▶ _Your instructions_
Print the listing below word for word, but drop any pictures it contains.

#####

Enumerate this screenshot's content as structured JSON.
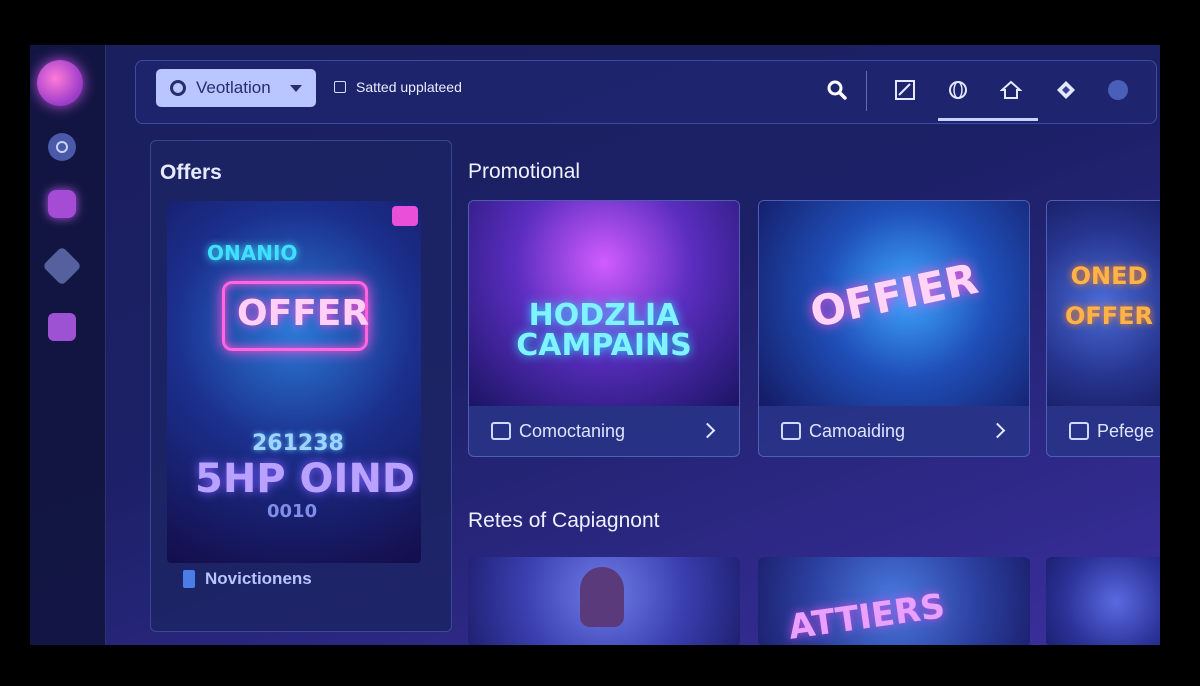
{
  "header": {
    "dropdown_value": "Veotlation",
    "checkbox_label": "Satted upplateed"
  },
  "icons": {
    "search": "search-icon",
    "toolbar": [
      "grid-icon",
      "globe-icon",
      "home-icon",
      "diamond-icon",
      "circle-icon"
    ],
    "sidebar": [
      "avatar",
      "settings-icon",
      "gamepad-icon",
      "diamond-icon",
      "folder-icon"
    ]
  },
  "offers": {
    "title": "Offers",
    "image_text_main": "OFFER",
    "image_text_top": "ONANIO",
    "image_text_small": "261238",
    "image_text_big": "5HP OIND",
    "image_text_sub": "0010",
    "footer_label": "Novictionens"
  },
  "promotional": {
    "title": "Promotional",
    "cards": [
      {
        "image_text": "HODZLIA CAMPAINS",
        "label": "Comoctaning"
      },
      {
        "image_text": "OFFIER",
        "label": "Camoaiding"
      },
      {
        "image_text": "ONED OFFER",
        "label": "Pefege"
      }
    ]
  },
  "rates": {
    "title": "Retes of Capiagnont",
    "card_texts": [
      "",
      "ATTIERS",
      ""
    ]
  },
  "colors": {
    "accent_pink": "#ff4fd8",
    "accent_cyan": "#3fe0ff",
    "panel_bg": "#1c2466",
    "dropdown_bg": "#b9c6ff"
  }
}
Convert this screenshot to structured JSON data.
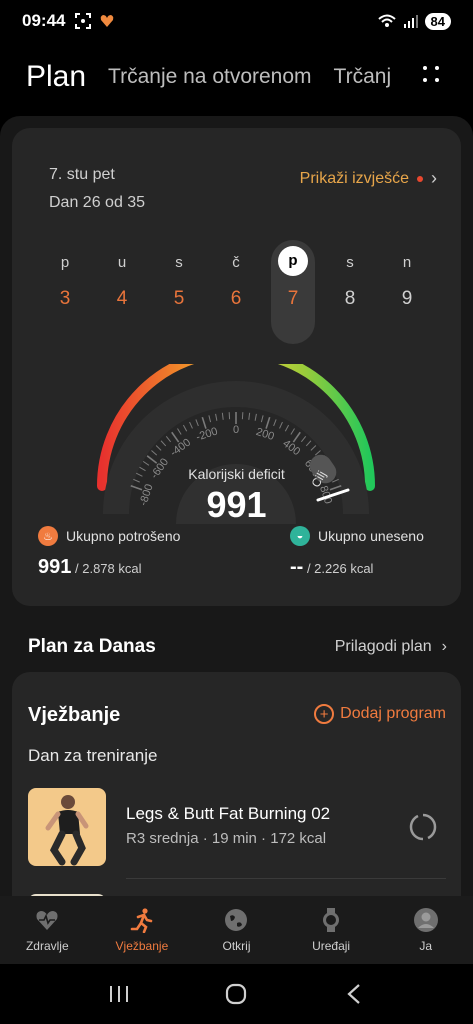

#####

▶ _Task solution_
Enumerate this screenshot's content as structured JSON.
{
  "header": {
    "dropdown_value": "Veotlation",
    "checkbox_label": "Satted upplateed"
  },
  "icons": {
    "search": "search-icon",
    "toolbar": [
      "grid-icon",
      "globe-icon",
      "home-icon",
      "diamond-icon",
      "circle-icon"
    ],
    "sidebar": [
      "avatar",
      "settings-icon",
      "gamepad-icon",
      "diamond-icon",
      "folder-icon"
    ]
  },
  "offers": {
    "title": "Offers",
    "image_text_main": "OFFER",
    "image_text_top": "ONANIO",
    "image_text_small": "261238",
    "image_text_big": "5HP OIND",
    "image_text_sub": "0010",
    "footer_label": "Novictionens"
  },
  "promotional": {
    "title": "Promotional",
    "cards": [
      {
        "image_text": "HODZLIA CAMPAINS",
        "label": "Comoctaning"
      },
      {
        "image_text": "OFFIER",
        "label": "Camoaiding"
      },
      {
        "image_text": "ONED OFFER",
        "label": "Pefege"
      }
    ]
  },
  "rates": {
    "title": "Retes of Capiagnont",
    "card_texts": [
      "",
      "ATTIERS",
      ""
    ]
  },
  "colors": {
    "accent_pink": "#ff4fd8",
    "accent_cyan": "#3fe0ff",
    "panel_bg": "#1c2466",
    "dropdown_bg": "#b9c6ff"
  }
}
Convert this screenshot to structured JSON data.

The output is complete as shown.